Interface dataset entries:
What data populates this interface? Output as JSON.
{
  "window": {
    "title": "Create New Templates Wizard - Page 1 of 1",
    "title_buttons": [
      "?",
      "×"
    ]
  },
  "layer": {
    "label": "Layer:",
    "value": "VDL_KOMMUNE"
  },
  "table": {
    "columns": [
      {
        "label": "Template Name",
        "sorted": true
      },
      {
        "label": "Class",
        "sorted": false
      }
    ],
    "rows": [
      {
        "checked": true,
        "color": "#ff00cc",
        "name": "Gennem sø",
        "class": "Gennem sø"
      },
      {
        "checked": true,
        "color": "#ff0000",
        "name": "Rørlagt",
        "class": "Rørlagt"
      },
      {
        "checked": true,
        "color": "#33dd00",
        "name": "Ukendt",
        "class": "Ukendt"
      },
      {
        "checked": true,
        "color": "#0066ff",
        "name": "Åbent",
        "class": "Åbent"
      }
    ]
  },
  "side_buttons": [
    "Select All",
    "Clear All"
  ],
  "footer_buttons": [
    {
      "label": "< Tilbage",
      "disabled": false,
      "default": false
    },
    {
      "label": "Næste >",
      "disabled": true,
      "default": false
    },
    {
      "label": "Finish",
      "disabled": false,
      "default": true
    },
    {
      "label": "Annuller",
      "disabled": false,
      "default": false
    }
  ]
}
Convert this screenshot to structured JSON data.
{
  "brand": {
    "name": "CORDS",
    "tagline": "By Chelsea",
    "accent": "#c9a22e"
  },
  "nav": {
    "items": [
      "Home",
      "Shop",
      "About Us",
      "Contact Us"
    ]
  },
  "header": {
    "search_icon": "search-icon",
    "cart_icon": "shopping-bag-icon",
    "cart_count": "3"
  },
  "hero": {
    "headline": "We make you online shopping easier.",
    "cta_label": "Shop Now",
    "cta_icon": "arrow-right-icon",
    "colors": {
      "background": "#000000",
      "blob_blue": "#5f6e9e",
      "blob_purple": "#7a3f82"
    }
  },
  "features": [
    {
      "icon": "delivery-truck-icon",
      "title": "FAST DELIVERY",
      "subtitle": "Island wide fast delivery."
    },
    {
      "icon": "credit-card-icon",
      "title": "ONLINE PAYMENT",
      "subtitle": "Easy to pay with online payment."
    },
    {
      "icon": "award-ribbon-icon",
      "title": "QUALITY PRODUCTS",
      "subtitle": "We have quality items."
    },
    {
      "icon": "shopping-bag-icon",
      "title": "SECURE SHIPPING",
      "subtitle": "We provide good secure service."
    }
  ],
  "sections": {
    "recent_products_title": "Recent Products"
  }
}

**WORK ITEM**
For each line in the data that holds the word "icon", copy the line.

**RESPONSE FOR THIS EXERCISE**
    "search_icon": "search-icon",
    "cart_icon": "shopping-bag-icon",
    "cta_icon": "arrow-right-icon",
      "icon": "delivery-truck-icon",
      "icon": "credit-card-icon",
      "icon": "award-ribbon-icon",
      "icon": "shopping-bag-icon",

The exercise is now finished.